= Work request =
Look through the listing below for the word "DeepQA" and copy every line where it occurs.

= Extracted records =
--------------------
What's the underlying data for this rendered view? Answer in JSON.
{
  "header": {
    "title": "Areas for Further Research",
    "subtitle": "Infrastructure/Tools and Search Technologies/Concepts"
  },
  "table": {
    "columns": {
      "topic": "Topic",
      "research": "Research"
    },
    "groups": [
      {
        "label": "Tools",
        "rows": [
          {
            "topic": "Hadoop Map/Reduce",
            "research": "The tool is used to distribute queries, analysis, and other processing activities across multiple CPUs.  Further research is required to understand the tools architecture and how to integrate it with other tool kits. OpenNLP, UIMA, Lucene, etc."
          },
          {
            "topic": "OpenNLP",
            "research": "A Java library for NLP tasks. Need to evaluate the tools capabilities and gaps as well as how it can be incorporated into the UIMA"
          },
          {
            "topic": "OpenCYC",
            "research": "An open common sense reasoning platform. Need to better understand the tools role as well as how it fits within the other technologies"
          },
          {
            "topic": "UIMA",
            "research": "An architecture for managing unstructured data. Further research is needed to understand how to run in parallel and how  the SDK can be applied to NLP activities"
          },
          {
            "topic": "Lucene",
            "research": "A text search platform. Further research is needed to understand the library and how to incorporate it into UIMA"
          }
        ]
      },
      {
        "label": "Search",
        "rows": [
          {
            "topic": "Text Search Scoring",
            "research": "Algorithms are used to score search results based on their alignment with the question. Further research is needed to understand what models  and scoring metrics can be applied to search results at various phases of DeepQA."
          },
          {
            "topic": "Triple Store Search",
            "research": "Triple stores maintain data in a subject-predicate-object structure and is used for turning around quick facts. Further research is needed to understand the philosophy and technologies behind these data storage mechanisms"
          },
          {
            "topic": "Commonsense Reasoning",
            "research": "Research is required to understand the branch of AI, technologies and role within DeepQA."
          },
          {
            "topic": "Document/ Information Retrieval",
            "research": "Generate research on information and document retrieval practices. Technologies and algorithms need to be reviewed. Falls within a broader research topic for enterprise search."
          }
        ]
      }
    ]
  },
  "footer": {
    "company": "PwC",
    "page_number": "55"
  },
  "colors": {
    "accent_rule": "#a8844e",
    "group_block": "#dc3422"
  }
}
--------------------
= Written answer =
            "research": "Algorithms are used to score search results based on their alignment with the question. Further research is needed to understand what models  and scoring metrics can be applied to search results at various phases of DeepQA."
            "research": "Research is required to understand the branch of AI, technologies and role within DeepQA."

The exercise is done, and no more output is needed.